# What needs to be done
The answer must be every line of the records below that contains the word "animated".

# Provided records
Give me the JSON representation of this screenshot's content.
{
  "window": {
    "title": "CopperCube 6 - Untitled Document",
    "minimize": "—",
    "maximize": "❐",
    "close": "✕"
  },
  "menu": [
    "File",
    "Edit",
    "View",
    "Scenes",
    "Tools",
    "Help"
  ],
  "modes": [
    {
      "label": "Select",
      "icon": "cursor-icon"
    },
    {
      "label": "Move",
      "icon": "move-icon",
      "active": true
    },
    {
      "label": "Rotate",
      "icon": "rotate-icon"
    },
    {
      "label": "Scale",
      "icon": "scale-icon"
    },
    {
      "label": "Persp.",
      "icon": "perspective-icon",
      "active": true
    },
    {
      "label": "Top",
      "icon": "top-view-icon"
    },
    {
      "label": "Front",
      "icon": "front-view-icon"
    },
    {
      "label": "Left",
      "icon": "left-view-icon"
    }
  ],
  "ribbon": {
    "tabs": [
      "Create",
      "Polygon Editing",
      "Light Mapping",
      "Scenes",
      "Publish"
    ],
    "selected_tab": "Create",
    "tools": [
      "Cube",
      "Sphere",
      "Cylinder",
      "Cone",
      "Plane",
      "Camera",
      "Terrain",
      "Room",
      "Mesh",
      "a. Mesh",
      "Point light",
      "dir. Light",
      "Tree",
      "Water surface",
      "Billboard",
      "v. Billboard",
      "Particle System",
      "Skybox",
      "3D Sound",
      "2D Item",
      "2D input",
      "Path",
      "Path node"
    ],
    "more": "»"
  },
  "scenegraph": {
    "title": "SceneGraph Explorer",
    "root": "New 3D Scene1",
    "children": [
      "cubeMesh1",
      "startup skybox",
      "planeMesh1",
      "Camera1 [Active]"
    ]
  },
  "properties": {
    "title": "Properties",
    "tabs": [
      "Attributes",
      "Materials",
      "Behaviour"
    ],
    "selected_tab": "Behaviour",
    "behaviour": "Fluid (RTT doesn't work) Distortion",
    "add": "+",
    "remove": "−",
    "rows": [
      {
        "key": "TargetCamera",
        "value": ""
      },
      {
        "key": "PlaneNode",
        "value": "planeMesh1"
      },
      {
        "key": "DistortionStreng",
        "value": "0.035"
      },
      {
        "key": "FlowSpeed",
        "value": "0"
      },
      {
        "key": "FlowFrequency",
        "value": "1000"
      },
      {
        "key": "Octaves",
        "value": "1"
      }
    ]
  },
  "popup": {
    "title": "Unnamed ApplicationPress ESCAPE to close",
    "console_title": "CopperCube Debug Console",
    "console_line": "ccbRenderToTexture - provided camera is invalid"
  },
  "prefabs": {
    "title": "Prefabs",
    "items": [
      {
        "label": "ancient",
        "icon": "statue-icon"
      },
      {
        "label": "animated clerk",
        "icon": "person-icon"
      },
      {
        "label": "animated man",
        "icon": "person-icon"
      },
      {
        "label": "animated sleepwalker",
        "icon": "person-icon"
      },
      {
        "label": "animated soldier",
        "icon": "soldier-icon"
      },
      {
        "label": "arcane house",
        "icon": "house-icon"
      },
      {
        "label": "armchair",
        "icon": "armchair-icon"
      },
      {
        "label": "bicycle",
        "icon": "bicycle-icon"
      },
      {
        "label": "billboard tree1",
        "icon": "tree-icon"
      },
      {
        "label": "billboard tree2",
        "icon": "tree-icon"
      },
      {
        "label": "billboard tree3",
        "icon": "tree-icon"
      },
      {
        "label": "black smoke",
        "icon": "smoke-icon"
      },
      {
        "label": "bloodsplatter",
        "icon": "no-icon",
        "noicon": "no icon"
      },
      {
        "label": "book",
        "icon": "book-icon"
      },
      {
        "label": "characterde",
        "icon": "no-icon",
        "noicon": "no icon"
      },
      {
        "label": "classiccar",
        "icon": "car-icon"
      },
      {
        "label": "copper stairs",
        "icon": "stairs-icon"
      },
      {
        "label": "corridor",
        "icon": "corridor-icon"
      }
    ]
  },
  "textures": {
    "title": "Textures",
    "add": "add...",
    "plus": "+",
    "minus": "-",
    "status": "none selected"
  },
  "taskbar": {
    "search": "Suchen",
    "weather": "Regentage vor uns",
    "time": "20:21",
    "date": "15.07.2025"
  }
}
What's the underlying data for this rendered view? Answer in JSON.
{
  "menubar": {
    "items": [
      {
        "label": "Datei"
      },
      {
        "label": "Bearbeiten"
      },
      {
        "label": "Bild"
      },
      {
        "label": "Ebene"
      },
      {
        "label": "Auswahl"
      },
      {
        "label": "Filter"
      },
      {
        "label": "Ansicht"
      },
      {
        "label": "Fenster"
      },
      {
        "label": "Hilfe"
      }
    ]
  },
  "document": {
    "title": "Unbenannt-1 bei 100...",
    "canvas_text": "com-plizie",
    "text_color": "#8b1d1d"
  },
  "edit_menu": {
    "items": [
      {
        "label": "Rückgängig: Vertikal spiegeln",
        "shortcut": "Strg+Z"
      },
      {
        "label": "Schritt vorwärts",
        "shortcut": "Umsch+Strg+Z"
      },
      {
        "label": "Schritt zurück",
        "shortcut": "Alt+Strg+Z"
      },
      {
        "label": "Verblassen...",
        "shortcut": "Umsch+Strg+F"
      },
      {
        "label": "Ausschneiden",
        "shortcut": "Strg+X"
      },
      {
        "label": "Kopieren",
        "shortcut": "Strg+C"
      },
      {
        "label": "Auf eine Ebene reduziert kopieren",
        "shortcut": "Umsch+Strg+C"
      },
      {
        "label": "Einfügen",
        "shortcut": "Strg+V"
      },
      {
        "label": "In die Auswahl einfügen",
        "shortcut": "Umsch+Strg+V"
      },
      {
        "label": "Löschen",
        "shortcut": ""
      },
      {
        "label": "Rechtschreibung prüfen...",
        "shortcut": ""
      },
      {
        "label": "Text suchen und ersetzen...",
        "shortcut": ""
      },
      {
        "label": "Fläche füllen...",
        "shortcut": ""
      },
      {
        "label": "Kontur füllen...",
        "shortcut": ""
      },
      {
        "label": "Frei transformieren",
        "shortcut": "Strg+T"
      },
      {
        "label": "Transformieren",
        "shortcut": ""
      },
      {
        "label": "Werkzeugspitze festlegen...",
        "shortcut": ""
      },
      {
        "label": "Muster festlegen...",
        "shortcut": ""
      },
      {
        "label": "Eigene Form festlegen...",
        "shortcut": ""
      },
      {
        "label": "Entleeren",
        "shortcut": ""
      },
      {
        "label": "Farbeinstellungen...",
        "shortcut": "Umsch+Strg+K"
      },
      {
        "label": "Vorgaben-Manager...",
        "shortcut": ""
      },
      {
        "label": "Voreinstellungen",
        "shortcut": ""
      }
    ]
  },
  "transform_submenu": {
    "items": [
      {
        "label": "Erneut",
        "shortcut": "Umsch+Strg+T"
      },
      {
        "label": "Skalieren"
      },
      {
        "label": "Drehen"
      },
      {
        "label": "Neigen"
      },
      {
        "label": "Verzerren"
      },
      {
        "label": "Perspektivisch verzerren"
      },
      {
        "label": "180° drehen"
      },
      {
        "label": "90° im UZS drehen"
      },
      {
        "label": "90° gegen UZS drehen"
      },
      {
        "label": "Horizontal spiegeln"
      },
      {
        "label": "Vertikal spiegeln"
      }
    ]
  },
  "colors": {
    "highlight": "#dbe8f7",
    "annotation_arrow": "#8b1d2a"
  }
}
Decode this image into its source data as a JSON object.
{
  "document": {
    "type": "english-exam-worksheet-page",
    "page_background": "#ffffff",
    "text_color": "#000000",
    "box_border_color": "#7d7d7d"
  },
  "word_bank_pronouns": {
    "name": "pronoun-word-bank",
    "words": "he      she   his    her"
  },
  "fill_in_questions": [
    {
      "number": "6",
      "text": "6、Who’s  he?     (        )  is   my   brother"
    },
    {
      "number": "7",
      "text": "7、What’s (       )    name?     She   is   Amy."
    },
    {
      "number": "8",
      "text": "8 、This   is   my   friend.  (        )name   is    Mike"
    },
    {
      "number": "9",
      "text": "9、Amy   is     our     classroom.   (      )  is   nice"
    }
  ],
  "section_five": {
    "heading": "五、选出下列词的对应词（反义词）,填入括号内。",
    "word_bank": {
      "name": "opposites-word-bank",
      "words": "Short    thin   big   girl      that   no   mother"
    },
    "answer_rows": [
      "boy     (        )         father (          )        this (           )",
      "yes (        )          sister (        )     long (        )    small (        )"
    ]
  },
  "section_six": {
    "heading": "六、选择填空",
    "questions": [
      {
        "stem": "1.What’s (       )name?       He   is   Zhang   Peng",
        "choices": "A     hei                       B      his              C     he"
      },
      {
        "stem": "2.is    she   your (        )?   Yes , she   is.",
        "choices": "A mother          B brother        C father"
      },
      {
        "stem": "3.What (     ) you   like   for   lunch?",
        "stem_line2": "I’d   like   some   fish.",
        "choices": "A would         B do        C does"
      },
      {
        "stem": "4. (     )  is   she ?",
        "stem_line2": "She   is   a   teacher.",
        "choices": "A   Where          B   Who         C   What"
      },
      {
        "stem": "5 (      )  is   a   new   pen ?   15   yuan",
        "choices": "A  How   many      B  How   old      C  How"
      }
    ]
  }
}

# Solution to this exercise
        "label": "animated clerk",
        "label": "animated man",
        "label": "animated sleepwalker",
        "label": "animated soldier",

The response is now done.